The Sandy Hook Tragedy: Dealing With Your Own Anxiety As A Parent
In the wake of the Sandy Hook tragedy, we rightfully consider how we should talk to our kids, and help them feel safe and secure as they get back to their school routines this week. But what about us parents?
I would think that nearly every parent had a knot in their stomach as they prepared to send their kids off to school today. This tragedy has upped our anxiety as parents for a number of reasons, including:
- Sandy Hook Elementary had a stringent security system in place – making us feel powerless.
- This particular shooting has additional gravity because of the age of the kids involved, as it reinforces how vulnerable our kids are out in the world.
- In the aftermath of Columbine, Virginia Tech, and Aurora, this rampage may end up representing a tipping point for parents, in which we begin to think that these horrific tragedies involving youths (and adults) are not as rare as we’d like to believe.

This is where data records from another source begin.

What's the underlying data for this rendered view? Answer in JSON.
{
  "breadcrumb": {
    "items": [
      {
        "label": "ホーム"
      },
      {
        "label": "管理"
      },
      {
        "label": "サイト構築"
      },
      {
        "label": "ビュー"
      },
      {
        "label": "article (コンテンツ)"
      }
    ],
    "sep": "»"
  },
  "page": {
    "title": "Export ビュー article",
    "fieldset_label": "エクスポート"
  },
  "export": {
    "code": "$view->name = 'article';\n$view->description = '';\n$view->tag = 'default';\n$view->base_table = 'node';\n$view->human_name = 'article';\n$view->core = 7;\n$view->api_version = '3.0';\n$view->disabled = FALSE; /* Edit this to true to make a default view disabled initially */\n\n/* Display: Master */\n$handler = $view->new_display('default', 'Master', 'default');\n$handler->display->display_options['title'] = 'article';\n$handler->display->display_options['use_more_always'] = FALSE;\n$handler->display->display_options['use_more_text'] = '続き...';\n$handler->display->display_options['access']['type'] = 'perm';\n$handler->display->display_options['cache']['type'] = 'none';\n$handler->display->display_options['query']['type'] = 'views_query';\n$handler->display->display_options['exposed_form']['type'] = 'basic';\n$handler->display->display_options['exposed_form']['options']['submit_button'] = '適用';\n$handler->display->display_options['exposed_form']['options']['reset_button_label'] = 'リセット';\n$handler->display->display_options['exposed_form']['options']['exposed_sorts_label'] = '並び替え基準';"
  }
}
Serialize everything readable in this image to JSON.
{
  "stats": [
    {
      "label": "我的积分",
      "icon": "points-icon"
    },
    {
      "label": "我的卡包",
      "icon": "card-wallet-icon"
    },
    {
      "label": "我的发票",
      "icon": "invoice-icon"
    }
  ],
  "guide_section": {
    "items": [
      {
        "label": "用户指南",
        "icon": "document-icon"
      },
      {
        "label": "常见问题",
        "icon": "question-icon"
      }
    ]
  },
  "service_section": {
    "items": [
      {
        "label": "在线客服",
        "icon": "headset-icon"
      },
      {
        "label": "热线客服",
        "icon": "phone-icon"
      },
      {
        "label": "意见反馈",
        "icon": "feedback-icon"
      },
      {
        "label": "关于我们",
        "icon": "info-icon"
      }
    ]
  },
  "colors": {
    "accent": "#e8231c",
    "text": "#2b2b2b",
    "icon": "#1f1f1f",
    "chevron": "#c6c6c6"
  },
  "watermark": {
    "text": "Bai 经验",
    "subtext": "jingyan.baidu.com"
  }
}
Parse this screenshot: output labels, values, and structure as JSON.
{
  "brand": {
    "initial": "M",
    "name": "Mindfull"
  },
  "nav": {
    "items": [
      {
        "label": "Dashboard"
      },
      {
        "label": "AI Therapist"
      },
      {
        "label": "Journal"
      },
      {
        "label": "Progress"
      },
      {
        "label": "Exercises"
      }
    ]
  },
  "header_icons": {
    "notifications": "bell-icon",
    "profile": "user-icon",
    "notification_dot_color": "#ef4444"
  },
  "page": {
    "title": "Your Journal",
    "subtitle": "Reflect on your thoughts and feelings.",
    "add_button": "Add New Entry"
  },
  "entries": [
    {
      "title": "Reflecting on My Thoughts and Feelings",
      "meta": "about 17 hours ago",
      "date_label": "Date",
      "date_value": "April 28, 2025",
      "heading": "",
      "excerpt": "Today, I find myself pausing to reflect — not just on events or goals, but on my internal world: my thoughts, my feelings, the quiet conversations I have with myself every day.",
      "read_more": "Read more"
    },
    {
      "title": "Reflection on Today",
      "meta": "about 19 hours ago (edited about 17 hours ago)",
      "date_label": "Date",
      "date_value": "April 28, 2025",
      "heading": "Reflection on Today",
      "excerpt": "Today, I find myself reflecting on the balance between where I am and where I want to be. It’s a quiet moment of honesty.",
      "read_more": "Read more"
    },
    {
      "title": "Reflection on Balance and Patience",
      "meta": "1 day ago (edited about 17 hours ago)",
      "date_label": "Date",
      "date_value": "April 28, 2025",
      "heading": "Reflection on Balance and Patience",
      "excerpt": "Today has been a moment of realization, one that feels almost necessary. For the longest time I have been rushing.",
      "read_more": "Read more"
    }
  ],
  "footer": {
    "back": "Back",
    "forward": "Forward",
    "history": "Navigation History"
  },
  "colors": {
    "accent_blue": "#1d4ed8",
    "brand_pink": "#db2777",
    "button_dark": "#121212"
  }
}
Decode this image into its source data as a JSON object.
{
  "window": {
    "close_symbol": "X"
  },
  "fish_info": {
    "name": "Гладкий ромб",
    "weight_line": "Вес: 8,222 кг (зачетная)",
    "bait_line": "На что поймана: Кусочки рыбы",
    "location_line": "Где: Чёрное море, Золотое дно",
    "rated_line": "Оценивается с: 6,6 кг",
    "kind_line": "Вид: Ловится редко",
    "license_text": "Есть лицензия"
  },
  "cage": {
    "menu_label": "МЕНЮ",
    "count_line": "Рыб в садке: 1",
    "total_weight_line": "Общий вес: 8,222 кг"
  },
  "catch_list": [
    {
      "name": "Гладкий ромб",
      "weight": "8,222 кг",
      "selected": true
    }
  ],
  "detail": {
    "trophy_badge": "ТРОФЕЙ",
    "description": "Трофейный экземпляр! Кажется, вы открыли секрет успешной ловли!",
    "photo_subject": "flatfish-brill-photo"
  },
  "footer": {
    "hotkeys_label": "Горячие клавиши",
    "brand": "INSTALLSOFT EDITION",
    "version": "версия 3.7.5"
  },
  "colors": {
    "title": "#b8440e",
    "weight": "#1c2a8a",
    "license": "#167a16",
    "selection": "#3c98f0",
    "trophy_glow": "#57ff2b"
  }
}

So how do we go back to our typical day today? The biggest thing I have to latch onto is the extraordinary bravery shown by the teachers and administrators at Sandy Hook Elementary. As we hear more about their quick thinking and actions, it reminds us that teachers don’t treat teaching like it’s just a job. They feel responsible for the kids under their care. Even more than that, they will put themselves in harm’s way, and even give their life for your child. That’s a pretty powerful thing to think about.
It may also help you to talk to someone at your kid’s school. Many schools will be sending out communications. Vigilance will be extraordinary. Reassuring yourself that your school is reviewing their security policies and their action plans will help you reduce your anxiety some.
Look, this latest tragedy is going to hurt for a long, long time. Parents are going to be anxious for a long time as well. But knowing that your teachers and administrators treat your kids like they are their own kids can at least help us take a deep breath when our kids are in school.
For information and resources on dealing with the tragedy, visit the following on Parents.com: